It may be that the cell’s solution to its unsolvable problems is simply to age, to compartmentalize the components that bear too much resemblance to self and slough them off.

It is still unclear at this point whether these findings have any parallel in other eukaryotes, but we think they might. Indeed, the process of sperm generation shows intriguing similarities with the budding process in yeast, at least in terms of the maturation of the future sperm’s nuclear envelope. The emergence of the sperm head involves the migration of the nucleus through a perinuclear ring. During this process, the nuclear envelope is combed, leaving behind its nuclear pores, which, in many cases, are then excluded from the sperm nucleus. Thus, it is tempting to speculate that we, too—like yeast—keep our sperm as young as possible each time we prepare to form a newborn.

Over the years, these observations and findings have led me back to Gödel and his ideas of unsolvable problems. Aging seemed the perfect example of a process in which the cell could not detect ambiguous molecules (either overtly damaging, or beneficial) and repair itself.

To my mind, ERCs are emblematic of objects that are ambiguous to the cell. They have the same chemical nature, the same repeating composition as the chromosome, and therefore cannot be targeted for destruction without risking damaging the chromosomes as well. They take on the characteristics of entities that are both self and nonself. Gödel was able to mathematically characterize the unsolvable problems he encountered and describe them with a universal rule. Might ERCs help define the universal properties of the unfixable errors that accumulate with age? What prevented biological systems from being complete?

At its core, the generation and accumulation of ERCs is a problem of symmetry—ERCs are generated by errors in DNA repair. When the DNA repair (or recombination) machinery resolves the Holliday Junction, it has one of two options, excision or repair. But because of the local symmetry at the Holliday Junction, the recombination machinery cannot detect a difference between the incoming strands of DNA, and therefore cannot favor one solution over the other. In order to handle such an unsolvable problem, the cell simply produces both outcomes with equal probability, with the production of ERCs and DNA repair occurring exactly 50 percent of the time.

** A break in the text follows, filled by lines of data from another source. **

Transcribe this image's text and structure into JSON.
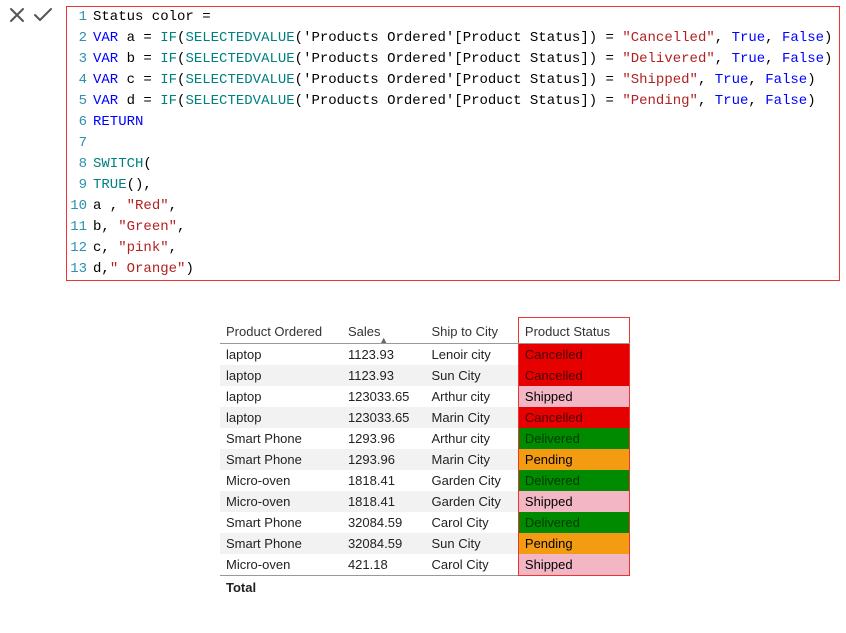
{
  "toolbar": {
    "cancel": "close-icon",
    "confirm": "check-icon"
  },
  "code": {
    "lines": [
      [
        {
          "t": "Status color ",
          "c": "k-id"
        },
        {
          "t": "=",
          "c": "k-id"
        }
      ],
      [
        {
          "t": "VAR ",
          "c": "k-var"
        },
        {
          "t": "a ",
          "c": "k-id"
        },
        {
          "t": "= ",
          "c": "k-id"
        },
        {
          "t": "IF",
          "c": "k-fn"
        },
        {
          "t": "(",
          "c": "k-paren"
        },
        {
          "t": "SELECTEDVALUE",
          "c": "k-fn"
        },
        {
          "t": "('Products Ordered'[Product Status]) = ",
          "c": "k-id"
        },
        {
          "t": "\"Cancelled\"",
          "c": "k-str"
        },
        {
          "t": ", ",
          "c": "k-id"
        },
        {
          "t": "True",
          "c": "k-bool"
        },
        {
          "t": ", ",
          "c": "k-id"
        },
        {
          "t": "False",
          "c": "k-bool"
        },
        {
          "t": ")",
          "c": "k-paren"
        }
      ],
      [
        {
          "t": "VAR ",
          "c": "k-var"
        },
        {
          "t": "b ",
          "c": "k-id"
        },
        {
          "t": "= ",
          "c": "k-id"
        },
        {
          "t": "IF",
          "c": "k-fn"
        },
        {
          "t": "(",
          "c": "k-paren"
        },
        {
          "t": "SELECTEDVALUE",
          "c": "k-fn"
        },
        {
          "t": "('Products Ordered'[Product Status]) = ",
          "c": "k-id"
        },
        {
          "t": "\"Delivered\"",
          "c": "k-str"
        },
        {
          "t": ", ",
          "c": "k-id"
        },
        {
          "t": "True",
          "c": "k-bool"
        },
        {
          "t": ", ",
          "c": "k-id"
        },
        {
          "t": "False",
          "c": "k-bool"
        },
        {
          "t": ")",
          "c": "k-paren"
        }
      ],
      [
        {
          "t": "VAR ",
          "c": "k-var"
        },
        {
          "t": "c ",
          "c": "k-id"
        },
        {
          "t": "= ",
          "c": "k-id"
        },
        {
          "t": "IF",
          "c": "k-fn"
        },
        {
          "t": "(",
          "c": "k-paren"
        },
        {
          "t": "SELECTEDVALUE",
          "c": "k-fn"
        },
        {
          "t": "('Products Ordered'[Product Status]) = ",
          "c": "k-id"
        },
        {
          "t": "\"Shipped\"",
          "c": "k-str"
        },
        {
          "t": ", ",
          "c": "k-id"
        },
        {
          "t": "True",
          "c": "k-bool"
        },
        {
          "t": ", ",
          "c": "k-id"
        },
        {
          "t": "False",
          "c": "k-bool"
        },
        {
          "t": ")",
          "c": "k-paren"
        }
      ],
      [
        {
          "t": "VAR ",
          "c": "k-var"
        },
        {
          "t": "d ",
          "c": "k-id"
        },
        {
          "t": "= ",
          "c": "k-id"
        },
        {
          "t": "IF",
          "c": "k-fn"
        },
        {
          "t": "(",
          "c": "k-paren"
        },
        {
          "t": "SELECTEDVALUE",
          "c": "k-fn"
        },
        {
          "t": "('Products Ordered'[Product Status]) = ",
          "c": "k-id"
        },
        {
          "t": "\"Pending\"",
          "c": "k-str"
        },
        {
          "t": ", ",
          "c": "k-id"
        },
        {
          "t": "True",
          "c": "k-bool"
        },
        {
          "t": ", ",
          "c": "k-id"
        },
        {
          "t": "False",
          "c": "k-bool"
        },
        {
          "t": ")",
          "c": "k-paren"
        }
      ],
      [
        {
          "t": "RETURN",
          "c": "k-var"
        }
      ],
      [
        {
          "t": "",
          "c": "k-id"
        }
      ],
      [
        {
          "t": "SWITCH",
          "c": "k-fn"
        },
        {
          "t": "(",
          "c": "k-paren"
        }
      ],
      [
        {
          "t": "TRUE",
          "c": "k-fn"
        },
        {
          "t": "(),",
          "c": "k-id"
        }
      ],
      [
        {
          "t": "a , ",
          "c": "k-id"
        },
        {
          "t": "\"Red\"",
          "c": "k-str"
        },
        {
          "t": ",",
          "c": "k-id"
        }
      ],
      [
        {
          "t": "b, ",
          "c": "k-id"
        },
        {
          "t": "\"Green\"",
          "c": "k-str"
        },
        {
          "t": ",",
          "c": "k-id"
        }
      ],
      [
        {
          "t": "c, ",
          "c": "k-id"
        },
        {
          "t": "\"pink\"",
          "c": "k-str"
        },
        {
          "t": ",",
          "c": "k-id"
        }
      ],
      [
        {
          "t": "d,",
          "c": "k-id"
        },
        {
          "t": "\" Orange\"",
          "c": "k-str"
        },
        {
          "t": ")",
          "c": "k-paren"
        }
      ]
    ]
  },
  "table": {
    "headers": {
      "product": "Product Ordered",
      "sales": "Sales",
      "city": "Ship to City",
      "status": "Product Status"
    },
    "status_colors": {
      "Cancelled": "#e60000",
      "Delivered": "#008a00",
      "Shipped": "#f3b6c5",
      "Pending": "#f39c12"
    },
    "rows": [
      {
        "product": "laptop",
        "sales": "1123.93",
        "city": "Lenoir city",
        "status": "Cancelled"
      },
      {
        "product": "laptop",
        "sales": "1123.93",
        "city": "Sun City",
        "status": "Cancelled"
      },
      {
        "product": "laptop",
        "sales": "123033.65",
        "city": "Arthur city",
        "status": "Shipped"
      },
      {
        "product": "laptop",
        "sales": "123033.65",
        "city": "Marin City",
        "status": "Cancelled"
      },
      {
        "product": "Smart Phone",
        "sales": "1293.96",
        "city": "Arthur city",
        "status": "Delivered"
      },
      {
        "product": "Smart Phone",
        "sales": "1293.96",
        "city": "Marin City",
        "status": "Pending"
      },
      {
        "product": "Micro-oven",
        "sales": "1818.41",
        "city": "Garden City",
        "status": "Delivered"
      },
      {
        "product": "Micro-oven",
        "sales": "1818.41",
        "city": "Garden City",
        "status": "Shipped"
      },
      {
        "product": "Smart Phone",
        "sales": "32084.59",
        "city": "Carol City",
        "status": "Delivered"
      },
      {
        "product": "Smart Phone",
        "sales": "32084.59",
        "city": "Sun City",
        "status": "Pending"
      },
      {
        "product": "Micro-oven",
        "sales": "421.18",
        "city": "Carol City",
        "status": "Shipped"
      }
    ],
    "footer": {
      "label": "Total"
    }
  }
}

What if structural asymmetries, such as cell polarity, might have actually emerged to counteract the logical problems that symmetric events such as DNA repair generate for the cell? If true, it implies that studying symmetric processes in biology could reveal new insights about aging.

It may be that the cell’s solution to its unsolvable problems is simply to age, to compartmentalize the components that bear too much resemblance to self and slough them off, producing a life that lacks these deformities. Although the yeast cell might not be able to distinguish ERCs from the chromosomes, it found ways to sort them out and confine them to the mother cells. Diffusion barriers could play a central role in this process. It is interesting because they are likely to simply retain in the mother cell anything that is not actively being chosen and pulled into the bud, such as chromosomes or vesicles. Thus, they offer a remarkable solution to the retention of ambiguous objects, that is, objects that the cell cannot distinguish as being right or wrong, objects that therefore remain invisible to cellular machineries.

Last, if aging is a consequence of Gödel’s theorem in biology and of the cell’s incompleteness, then aging is not a program but an inescapable fact. The quest for a cure to the aging “disease” will inevitably fail. But there is a bright side to the fact that the cell is logically incomplete. Would any complete system—one able to detect any damage and repair itself perfectly—have the ability to evolve?